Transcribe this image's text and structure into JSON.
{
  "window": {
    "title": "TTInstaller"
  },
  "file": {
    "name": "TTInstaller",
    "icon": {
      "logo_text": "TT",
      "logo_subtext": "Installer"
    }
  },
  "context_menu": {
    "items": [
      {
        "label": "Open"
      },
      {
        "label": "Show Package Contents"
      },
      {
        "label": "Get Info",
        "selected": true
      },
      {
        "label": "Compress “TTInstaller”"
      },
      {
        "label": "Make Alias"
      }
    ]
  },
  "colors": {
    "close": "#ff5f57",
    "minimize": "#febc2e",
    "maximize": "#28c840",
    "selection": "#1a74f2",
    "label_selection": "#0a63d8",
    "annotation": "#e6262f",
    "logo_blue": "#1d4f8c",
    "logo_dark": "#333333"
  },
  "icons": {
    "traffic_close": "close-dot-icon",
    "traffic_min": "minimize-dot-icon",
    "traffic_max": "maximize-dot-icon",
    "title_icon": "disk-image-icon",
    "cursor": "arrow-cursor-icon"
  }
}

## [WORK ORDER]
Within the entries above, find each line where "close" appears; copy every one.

## [REPLY TO THE EXERCISE]
    "close": "#ff5f57",
    "traffic_close": "close-dot-icon",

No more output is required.